The Saga Pattern is designed to handle distributed transactions through two primary components:
These elements work together to handle partial failures without compromising overall system stability and consistency. Saga Pattern also supports two ways of coordination:
The Saga Pattern provides several advantages in distributed systems. Some primary benefits include:
Common use cases include online purchasing systems, payment processing, and reservation systems where long-lived transactions are prevalent, and data consistency is critical.
While the Saga Pattern offers advantages in managing distributed transactions, it has some challenges and limitations:
In a data lakehouse environment, the Saga Pattern can be used to manage complex data ingestion, transformation, and analytics workflows across various data sources and processing engines. By employing the Saga Pattern, businesses can ensure data consistency and reliability while taking advantage of the scalability and flexibility of a data lakehouse architecture.
1. What is the primary goal of the Saga Pattern?
The primary goal of the Saga Pattern is to maintain data consistency in distributed systems while handling complex, long-lived transactions.
2. What is the difference between choreography and orchestration in the Saga Pattern?
Choreography is a decentralized approach where each service determines the next local transaction and communicates directly with other services. Orchestration uses a centralized coordinator to manage the execution order of local transactions and compensating actions.
3. Is the Saga Pattern suitable for all types of applications?
The Saga Pattern is useful for applications that require fault tolerance and data consistency in distributed environments.
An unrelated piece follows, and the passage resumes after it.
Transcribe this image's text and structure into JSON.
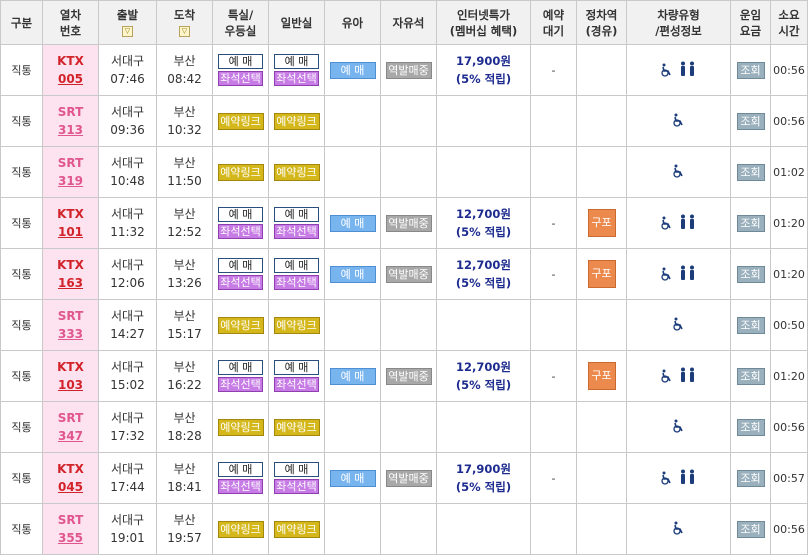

However, it may not be suitable for real-time or high-precision applications due to its eventual consistency model.